Celebrating its 43rd year of cutting-edge cinema, the Durban International Film Festival has yet to disappoint.
This year, under the theme “Adaptation, Survival and Sustainability”, the festival organisers have hand-picked its opening and closing film to reflect just that.
"1960“, a drama feature film set in Sophiatown and directed by duo King Shaft and Michael Mutombo, will open the 10-day festival.
The film follows a retired singer who revisits her past to assist with an investigation around an apartheid-era policeman.

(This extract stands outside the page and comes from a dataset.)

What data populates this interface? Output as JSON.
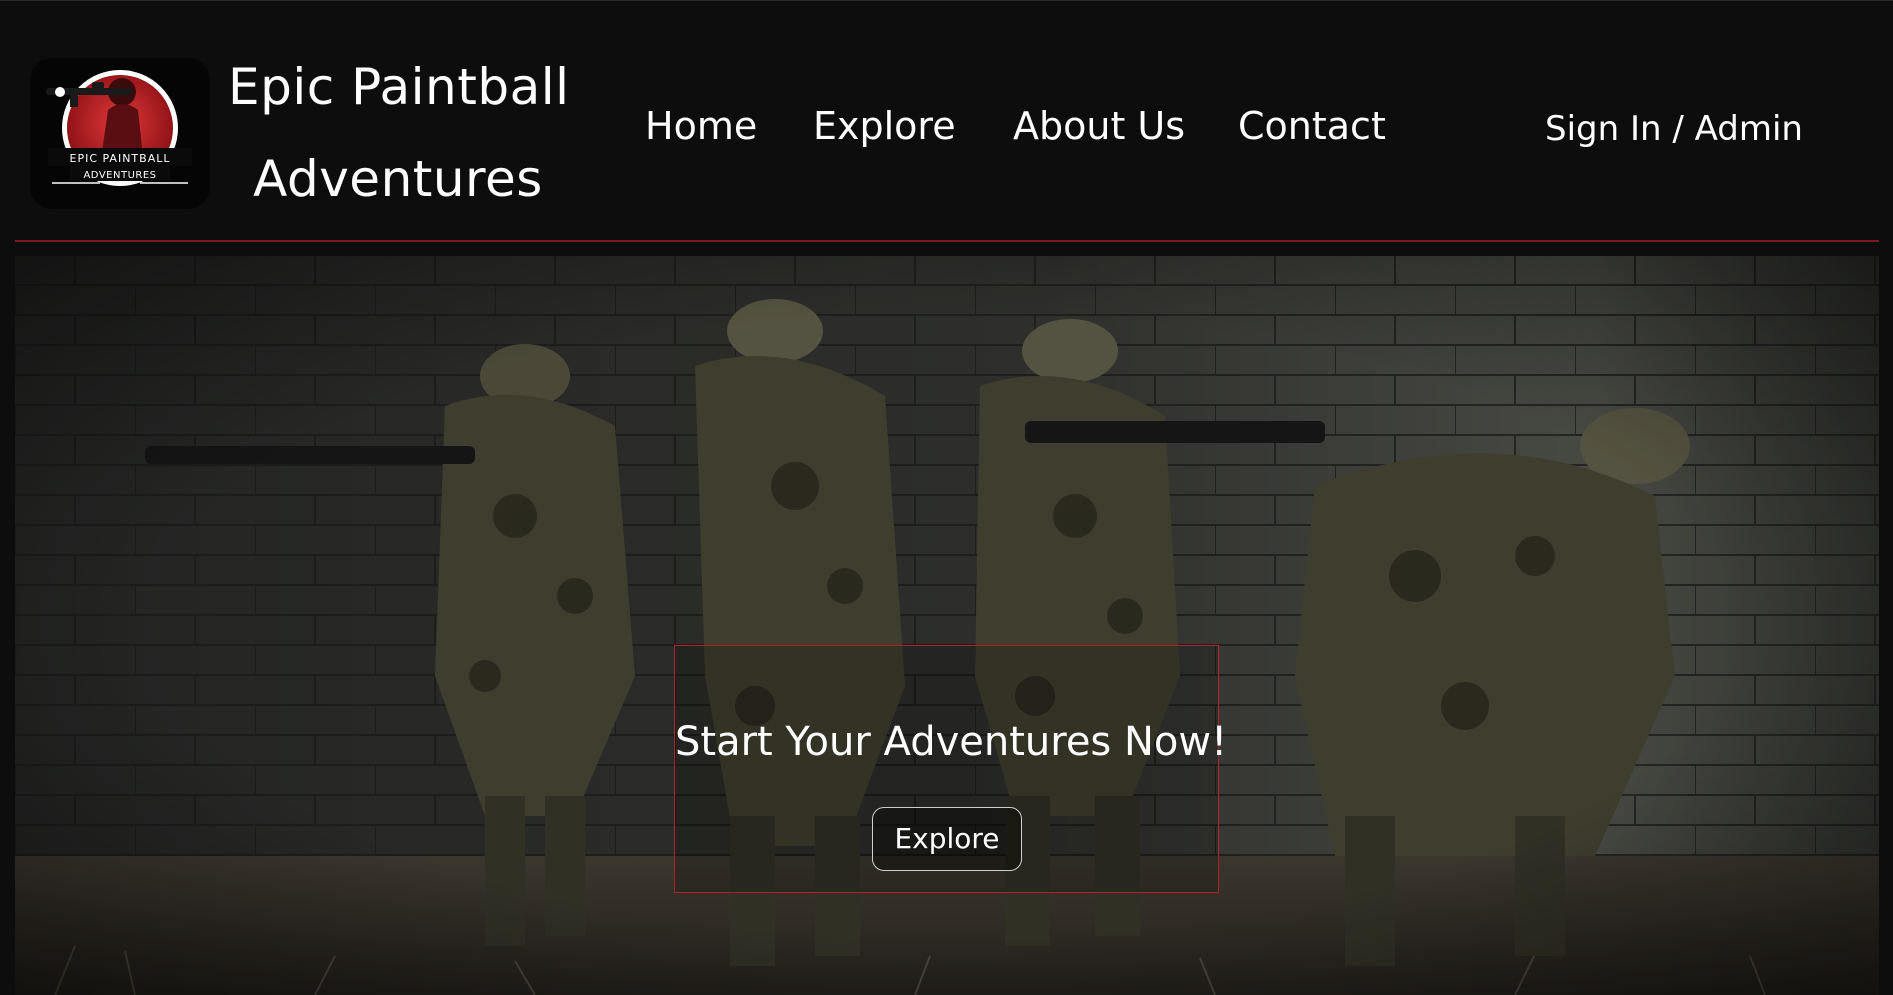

Actress Zandile Madliwa plays the young woman who wants to become a musician but has a big secret that she harbours for years.
Mutombo said his attention was caught immediately as he is a huge fan of period pieces.
“It was first developed as a series but later turned into a feature film. Every time I watch it, it gets me to a place I have never been before. The music turned out phenomenal. I hope we can all enjoy the film the way I do,” said Mutombo.
“You’re My Favourite Place” will close the festival. It is the fifth feature film directed by one of South Africa’s most acclaimed and prolific directors, Jahmil XT Qubeka of Yellowbone Entertainment, who previously gave us award-winning films like “Sew the Winter to my Skin”, “Knuckle City” and “Of Good Report”.
While this film is not usually what we have come to expect from Qubeka, it’s great that he’s stepped out of the box.
“You’re My Favourite Place” centres on a young girl, played by Tumie Ngumla, from the roughest part of East London whose life has never been the same since her sister’s death.
On the last day of their high school careers, she and three friends embark on a life-defining road trip by stealing a taxi and heading to the remote landmark of Hole in the Wall, where Xhosa legend has it you can talk to the dead.
“Through the lens of this feature film I return to my home town to examine the reality of youth fighting to redefine themselves amidst the flux of our current dispensation,” said Qubeka.
He said while drizzling in a delightful blend of ’80s genre tropes, the film masks its ambitious attempt to take a deep head-first dive into the depths of teen angst.
“DIFF will always remain my first home as a film-maker. A refuge for the artistic voices of cinema in South Africa and on the continent, DIFF is a space that truly embodies the celebration of South African film.”
Festival manager Valma Pfaff said both films highlight the struggles being faced in South Africa and celebrate stunning performances from women who take the lead.
DIFF’s 2022 diverse international programme will be released on July 1. This year’s festival, which takes place from July 21 to 30, includes 19 live screenings and almost 200 films screened virtually.